According to court documents obtained by The Blast, Spears claims the $20,000/month she pays K-Fed in child support is just the tip of the iceberg in what she pays for the kids. The “Toxic” singer says in addition, she pays for the kids’ private school, tutoring, all sports and extracurricular activities, clothing, electronics, computers, and phones.
Britney Spears says that since she and Federline currently have 50/50 custody and that the $20k figure has been paid on time, every month, and it represents plenty of money to take care of the kids. more than she should … so an increase is uncalled for.
In his opposition, K-Fed claims if the case goes on any longer, it will cause harm to the kids because they are starting school soon and he wants to get a house closer to school. He also claims he owes his attorney, Mark Vincent Kaplan, $80,000 in legal fees. K-Fed also says that the attorney fees could reach over $200,000.
The case remains ongoing.
As The Blast first reported, Federline put Spears on notice back in February that he wanted to re-examine their financial arrangements now that she’s making a ton of money.
The “Toxic” singer cuts a check for $20,000/month to Federline for their two sons, Jayden and Sean, which was based on a percentage of her income at the time the deal was hashed out.
Since her amazing comeback in recent years, Britney Spears has earned a ton of dough, especially with her Las Vegas residency where she banked $475,000 per show.
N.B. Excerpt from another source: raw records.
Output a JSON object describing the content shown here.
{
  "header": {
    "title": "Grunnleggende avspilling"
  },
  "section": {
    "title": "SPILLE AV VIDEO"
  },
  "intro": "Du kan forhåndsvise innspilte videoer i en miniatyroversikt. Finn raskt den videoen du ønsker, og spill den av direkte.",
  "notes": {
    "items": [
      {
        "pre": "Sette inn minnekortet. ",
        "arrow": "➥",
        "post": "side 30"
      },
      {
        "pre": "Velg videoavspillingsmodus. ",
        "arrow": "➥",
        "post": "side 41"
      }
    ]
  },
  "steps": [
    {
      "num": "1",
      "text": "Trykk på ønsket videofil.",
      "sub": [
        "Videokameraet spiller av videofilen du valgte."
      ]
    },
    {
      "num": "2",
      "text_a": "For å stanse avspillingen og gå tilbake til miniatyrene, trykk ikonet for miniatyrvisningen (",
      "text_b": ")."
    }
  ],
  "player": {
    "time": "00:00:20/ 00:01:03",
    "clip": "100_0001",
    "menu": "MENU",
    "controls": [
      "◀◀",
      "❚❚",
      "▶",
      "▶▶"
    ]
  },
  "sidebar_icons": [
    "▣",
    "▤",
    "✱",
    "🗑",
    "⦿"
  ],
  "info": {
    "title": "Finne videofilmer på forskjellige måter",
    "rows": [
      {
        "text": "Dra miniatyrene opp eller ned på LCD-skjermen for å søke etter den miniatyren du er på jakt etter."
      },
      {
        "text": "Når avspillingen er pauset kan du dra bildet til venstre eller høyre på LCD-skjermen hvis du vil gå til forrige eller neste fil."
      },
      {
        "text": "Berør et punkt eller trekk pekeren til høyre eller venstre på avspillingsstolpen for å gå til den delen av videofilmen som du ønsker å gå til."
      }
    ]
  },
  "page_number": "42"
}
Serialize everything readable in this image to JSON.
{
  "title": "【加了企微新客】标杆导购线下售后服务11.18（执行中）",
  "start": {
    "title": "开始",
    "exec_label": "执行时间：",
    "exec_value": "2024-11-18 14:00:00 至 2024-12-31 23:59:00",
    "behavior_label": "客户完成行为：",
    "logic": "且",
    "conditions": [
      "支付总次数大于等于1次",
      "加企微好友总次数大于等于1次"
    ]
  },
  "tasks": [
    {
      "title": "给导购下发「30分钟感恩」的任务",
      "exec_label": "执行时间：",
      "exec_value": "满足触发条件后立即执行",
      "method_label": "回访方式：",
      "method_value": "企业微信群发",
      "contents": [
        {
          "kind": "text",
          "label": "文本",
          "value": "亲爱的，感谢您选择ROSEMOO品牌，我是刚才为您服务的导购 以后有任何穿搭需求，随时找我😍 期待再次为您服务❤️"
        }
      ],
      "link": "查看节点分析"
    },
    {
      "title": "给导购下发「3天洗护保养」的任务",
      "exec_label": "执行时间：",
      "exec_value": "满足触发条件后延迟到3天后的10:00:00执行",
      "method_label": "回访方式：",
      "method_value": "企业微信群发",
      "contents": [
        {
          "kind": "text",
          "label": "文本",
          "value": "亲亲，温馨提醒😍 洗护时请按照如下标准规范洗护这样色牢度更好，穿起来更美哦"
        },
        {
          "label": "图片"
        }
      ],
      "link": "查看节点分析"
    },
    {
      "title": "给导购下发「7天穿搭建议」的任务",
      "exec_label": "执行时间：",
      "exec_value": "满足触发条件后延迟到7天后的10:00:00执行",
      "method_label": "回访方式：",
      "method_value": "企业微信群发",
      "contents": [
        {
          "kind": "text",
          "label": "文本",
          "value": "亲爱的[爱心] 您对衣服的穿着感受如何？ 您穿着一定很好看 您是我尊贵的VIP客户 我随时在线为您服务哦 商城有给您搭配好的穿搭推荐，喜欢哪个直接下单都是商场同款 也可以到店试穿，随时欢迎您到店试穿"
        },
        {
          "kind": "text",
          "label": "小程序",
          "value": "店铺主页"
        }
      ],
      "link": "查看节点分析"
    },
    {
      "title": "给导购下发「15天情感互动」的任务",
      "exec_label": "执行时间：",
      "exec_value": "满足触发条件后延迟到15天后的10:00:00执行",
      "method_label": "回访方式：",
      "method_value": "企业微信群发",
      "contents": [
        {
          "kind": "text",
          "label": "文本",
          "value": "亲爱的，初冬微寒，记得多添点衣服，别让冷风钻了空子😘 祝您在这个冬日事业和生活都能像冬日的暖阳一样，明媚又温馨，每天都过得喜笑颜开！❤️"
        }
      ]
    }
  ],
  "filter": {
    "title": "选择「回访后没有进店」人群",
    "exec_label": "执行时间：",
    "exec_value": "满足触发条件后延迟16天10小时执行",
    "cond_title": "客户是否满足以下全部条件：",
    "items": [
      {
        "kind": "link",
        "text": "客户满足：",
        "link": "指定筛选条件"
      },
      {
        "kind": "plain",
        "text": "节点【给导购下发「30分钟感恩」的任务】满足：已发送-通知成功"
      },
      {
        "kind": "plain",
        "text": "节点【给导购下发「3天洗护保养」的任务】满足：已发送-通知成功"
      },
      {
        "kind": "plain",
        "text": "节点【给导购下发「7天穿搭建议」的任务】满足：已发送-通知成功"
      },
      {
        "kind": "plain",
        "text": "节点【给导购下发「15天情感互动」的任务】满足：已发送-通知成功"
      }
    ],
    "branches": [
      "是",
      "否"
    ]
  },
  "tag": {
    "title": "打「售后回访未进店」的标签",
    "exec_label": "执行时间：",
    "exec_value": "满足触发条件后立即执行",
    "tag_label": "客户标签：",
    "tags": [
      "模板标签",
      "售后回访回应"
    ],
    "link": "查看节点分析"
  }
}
She’s reportedly made around $15 million per year from the gig.
Federline claims he does not know Spears’ true income because she has refused to disclose anything about her finances to him. On the other hand, he claims to only make about $3,000/month and outlined his financial woes in a rather depressing declaration, writing, “My income has changed significantly since the child support was last modified in approximately 2008 because I no longer earn a six-figure income like I did in 2008. I am no longer able to perform as a dancer due to my age, and I have not been as successful in putting out new music as I was in 2008. I am simply less of a “name” and less in demand than I was in 2008, which has negatively affected my income.”